Despite the moral and economic legitimacies of their claims, these ethnic groups are numerically small and comprise no more than six per cent of the national population. Perhaps more significantly, however, they also represent a political minority who have predominantly supported Namibia's opposition parties. Falling outside of the mainstream of ruling party politics, it may convincingly be argued, these groups do not represent an important part of the SWAPO constituency and hence their claims are not a matter of immediate concern. For many communities in these areas, there is a growing frustration that their appeals for more land are falling on deaf ears and that other steps must be taken to highlight their demands.
The most explicit demonstration of this disaffection was the spontaneous reoccupation of ancestral land by a community from Au Xaigas in the arid west of the country in late 1992. The Au Xaigas community was forcibly resettled in the then Damaraland homeland during the 1950s in order to make way for a small game reserve on the outskirts of Windhoek.

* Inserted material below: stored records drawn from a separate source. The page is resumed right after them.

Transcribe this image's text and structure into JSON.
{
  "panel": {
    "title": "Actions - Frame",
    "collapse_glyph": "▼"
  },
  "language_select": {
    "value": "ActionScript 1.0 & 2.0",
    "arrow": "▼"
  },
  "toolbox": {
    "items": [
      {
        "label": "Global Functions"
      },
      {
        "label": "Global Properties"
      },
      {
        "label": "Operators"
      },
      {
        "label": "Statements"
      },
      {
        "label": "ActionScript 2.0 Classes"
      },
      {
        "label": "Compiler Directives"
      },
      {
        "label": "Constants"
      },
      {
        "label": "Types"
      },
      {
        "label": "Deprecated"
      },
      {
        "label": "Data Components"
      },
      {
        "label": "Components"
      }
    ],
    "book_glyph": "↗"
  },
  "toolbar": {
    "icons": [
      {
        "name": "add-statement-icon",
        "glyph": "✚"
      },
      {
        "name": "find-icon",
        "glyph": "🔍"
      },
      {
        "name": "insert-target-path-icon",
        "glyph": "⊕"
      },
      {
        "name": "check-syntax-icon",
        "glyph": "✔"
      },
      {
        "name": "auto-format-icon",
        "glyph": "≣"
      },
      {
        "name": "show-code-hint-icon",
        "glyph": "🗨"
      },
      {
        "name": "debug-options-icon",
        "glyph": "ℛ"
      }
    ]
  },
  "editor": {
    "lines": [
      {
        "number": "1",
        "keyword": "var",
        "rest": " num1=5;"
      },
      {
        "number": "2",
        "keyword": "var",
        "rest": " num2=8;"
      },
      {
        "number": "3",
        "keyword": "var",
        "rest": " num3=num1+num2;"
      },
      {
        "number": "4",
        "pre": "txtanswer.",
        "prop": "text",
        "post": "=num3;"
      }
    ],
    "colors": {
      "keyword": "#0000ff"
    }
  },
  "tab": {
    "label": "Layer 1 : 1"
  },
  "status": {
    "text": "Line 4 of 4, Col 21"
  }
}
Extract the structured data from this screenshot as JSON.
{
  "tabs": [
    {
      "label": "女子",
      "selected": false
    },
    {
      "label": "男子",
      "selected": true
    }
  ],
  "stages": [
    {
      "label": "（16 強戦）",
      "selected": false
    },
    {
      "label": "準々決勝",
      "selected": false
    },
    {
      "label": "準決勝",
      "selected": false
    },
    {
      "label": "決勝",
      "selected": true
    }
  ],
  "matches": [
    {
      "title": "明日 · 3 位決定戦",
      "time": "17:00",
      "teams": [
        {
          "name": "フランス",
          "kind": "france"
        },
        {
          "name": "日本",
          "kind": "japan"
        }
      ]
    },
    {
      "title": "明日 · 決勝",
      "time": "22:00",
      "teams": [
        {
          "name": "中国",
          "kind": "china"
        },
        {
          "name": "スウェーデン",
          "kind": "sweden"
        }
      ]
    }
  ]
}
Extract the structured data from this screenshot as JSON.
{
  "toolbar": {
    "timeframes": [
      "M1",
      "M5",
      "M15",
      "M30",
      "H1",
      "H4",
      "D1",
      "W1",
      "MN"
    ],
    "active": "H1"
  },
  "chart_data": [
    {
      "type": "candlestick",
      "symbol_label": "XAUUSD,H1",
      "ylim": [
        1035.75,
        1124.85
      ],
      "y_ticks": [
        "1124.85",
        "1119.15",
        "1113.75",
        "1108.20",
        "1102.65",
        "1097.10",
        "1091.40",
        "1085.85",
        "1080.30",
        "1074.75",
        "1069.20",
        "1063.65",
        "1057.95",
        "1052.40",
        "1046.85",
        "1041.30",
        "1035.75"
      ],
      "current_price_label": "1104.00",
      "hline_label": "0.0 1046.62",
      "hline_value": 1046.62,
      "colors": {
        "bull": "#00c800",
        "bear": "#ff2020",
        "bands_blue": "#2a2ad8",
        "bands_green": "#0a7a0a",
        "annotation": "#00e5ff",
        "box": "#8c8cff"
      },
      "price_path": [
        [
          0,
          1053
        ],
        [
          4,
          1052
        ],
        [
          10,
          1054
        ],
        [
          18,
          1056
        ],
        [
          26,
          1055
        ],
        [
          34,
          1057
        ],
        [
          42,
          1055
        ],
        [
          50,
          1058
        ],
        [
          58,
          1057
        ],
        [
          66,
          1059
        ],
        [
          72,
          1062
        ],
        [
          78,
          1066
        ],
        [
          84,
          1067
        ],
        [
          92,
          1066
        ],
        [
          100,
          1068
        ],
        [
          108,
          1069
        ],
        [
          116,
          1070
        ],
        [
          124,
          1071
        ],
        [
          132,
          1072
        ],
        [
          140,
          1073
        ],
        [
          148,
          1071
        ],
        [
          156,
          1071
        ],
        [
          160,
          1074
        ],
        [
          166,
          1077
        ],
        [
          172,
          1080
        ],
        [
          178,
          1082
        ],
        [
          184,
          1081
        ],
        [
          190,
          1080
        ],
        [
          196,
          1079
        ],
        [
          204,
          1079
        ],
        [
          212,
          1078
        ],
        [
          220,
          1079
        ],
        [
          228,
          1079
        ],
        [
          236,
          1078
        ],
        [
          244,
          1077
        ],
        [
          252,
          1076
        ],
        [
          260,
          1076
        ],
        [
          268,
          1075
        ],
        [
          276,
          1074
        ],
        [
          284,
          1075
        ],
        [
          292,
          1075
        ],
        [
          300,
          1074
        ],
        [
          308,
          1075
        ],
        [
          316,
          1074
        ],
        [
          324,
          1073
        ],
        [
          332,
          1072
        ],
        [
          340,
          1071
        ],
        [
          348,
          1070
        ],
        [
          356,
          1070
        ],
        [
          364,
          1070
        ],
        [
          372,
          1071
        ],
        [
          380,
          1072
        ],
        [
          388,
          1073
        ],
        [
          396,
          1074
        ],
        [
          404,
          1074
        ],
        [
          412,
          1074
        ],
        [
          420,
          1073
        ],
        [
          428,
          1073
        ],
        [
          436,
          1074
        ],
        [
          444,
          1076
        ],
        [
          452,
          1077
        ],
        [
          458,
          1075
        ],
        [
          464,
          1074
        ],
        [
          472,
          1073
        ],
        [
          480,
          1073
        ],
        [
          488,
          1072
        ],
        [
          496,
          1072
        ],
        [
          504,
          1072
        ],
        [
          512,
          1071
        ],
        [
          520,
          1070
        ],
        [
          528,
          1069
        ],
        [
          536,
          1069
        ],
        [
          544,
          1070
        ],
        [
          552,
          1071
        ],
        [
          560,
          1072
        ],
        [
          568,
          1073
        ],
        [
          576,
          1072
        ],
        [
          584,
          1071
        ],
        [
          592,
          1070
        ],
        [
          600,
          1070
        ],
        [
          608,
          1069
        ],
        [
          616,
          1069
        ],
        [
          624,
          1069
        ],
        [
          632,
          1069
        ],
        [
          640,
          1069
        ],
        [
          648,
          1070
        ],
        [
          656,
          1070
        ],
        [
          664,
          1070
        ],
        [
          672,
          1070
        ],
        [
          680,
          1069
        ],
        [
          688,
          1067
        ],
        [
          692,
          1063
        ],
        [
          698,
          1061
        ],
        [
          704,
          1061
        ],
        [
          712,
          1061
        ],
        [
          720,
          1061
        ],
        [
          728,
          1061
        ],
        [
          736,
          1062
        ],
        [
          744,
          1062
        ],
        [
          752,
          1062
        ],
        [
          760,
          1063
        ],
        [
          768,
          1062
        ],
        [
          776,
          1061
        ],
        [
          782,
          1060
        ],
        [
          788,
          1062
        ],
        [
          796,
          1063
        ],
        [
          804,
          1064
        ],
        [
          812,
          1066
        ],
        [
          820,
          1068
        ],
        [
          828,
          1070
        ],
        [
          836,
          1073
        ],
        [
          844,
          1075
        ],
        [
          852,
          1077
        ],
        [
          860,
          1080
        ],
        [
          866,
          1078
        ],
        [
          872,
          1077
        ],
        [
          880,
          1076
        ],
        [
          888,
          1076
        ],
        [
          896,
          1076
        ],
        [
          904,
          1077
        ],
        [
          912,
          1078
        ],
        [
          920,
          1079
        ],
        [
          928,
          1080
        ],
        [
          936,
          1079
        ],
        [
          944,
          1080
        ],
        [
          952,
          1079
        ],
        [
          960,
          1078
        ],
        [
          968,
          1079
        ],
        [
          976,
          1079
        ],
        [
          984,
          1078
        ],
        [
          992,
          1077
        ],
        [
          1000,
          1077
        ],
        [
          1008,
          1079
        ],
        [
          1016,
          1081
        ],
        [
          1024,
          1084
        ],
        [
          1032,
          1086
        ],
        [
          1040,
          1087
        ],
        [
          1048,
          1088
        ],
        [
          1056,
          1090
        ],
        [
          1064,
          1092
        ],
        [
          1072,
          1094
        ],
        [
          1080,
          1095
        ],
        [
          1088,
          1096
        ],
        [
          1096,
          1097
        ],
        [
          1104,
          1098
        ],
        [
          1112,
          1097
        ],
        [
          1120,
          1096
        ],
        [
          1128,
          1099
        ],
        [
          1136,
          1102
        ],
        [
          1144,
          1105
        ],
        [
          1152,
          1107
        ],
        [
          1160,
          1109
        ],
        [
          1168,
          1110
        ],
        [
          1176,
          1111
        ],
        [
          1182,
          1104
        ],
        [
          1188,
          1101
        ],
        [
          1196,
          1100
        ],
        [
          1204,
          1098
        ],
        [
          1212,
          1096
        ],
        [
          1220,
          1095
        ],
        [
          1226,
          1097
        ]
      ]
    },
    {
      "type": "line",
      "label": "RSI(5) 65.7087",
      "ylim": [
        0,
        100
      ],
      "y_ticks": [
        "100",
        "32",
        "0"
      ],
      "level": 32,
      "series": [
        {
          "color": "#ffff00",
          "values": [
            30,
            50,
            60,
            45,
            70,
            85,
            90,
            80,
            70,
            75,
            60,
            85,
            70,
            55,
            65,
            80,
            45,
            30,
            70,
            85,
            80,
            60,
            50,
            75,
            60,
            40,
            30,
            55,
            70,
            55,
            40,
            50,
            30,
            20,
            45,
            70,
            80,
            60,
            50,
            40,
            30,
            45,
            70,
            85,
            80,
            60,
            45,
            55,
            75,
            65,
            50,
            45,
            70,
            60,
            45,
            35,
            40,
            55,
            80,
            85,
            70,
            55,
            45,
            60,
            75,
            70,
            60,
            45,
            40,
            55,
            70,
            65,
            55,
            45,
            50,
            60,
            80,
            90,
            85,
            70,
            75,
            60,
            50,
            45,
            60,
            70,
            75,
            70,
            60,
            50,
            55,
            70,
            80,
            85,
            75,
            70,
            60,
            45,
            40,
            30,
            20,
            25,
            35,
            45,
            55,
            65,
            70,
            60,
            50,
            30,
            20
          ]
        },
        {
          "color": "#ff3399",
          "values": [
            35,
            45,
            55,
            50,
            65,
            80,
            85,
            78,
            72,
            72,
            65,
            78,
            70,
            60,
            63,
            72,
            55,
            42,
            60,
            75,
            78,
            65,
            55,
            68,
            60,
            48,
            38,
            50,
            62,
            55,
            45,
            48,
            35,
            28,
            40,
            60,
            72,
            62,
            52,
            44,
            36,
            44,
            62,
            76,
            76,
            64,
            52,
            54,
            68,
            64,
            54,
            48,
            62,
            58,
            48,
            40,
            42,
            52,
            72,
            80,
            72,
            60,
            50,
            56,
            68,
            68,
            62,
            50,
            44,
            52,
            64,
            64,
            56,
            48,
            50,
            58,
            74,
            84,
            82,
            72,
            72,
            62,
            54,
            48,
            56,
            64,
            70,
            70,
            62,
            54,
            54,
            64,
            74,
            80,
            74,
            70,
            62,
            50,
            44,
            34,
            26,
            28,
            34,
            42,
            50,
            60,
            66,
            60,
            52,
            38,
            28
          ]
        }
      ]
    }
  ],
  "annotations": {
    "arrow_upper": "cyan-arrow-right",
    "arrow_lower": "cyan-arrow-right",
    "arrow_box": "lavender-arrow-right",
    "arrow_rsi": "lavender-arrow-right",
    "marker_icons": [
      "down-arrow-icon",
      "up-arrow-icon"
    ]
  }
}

While the reoccupation of their ancestral land was largely symbolic, in that it was accompanied by demands for alternative grazing, it represented the first direct challenge to existing state policy on land. It is also significant that the government's knee-jerk response to the Au Xaigas invasion was to forcefully evict them, an eventuality that was only averted by personal intervention by the Prime Minister. Following protracted negotiations, the community was moved to grazing land on farms bought by the government, amidst statements that this move in no way represented a precedent for future claims on ancestral land. Nevertheless, since then, there have been several more such claims, including one by the Haikom people for restoration of their hunting grounds in the Etosha Game Park, and no doubt these will not be the last.
Government commitment questionable
At present, the government lacks a clear vision of the reform measures it should be pursuing. In particular there is a lack of clarity on whether reforms should redress political and social inequities as well as issues of production or the latter alone. While a major problem relates to a lack of information to explore alternative forms of land reform (hence a reliance on the simplistic willing seller/willing buyer formulation), the government's true commitment to the process remains questionable. In that respect, the reforms currently proposed are unlikely to satisfy the demands of those most disadvantaged. At the same time, they run the risk of closing the book on reform.
It has been the experience in most developing countries that the longer land reform is delayed following a major political change (a revolution, the attainment of national independence, etc.), the more difficult it becomes to implement. This is because new elites, with new vested interests, increasingly replace or reach an accommodation with elites from the old social order. This appears increasingly to be the situation in Namibia. It is certain, nevertheless, that until such time as the land question is systematically and comprehensively addressed it will continue to be a major social and political issue. In that respect, it is perhaps ironic that the land issue could well provide a platform for political forces mobilizing against SWAPO.Source: www.africafiles.org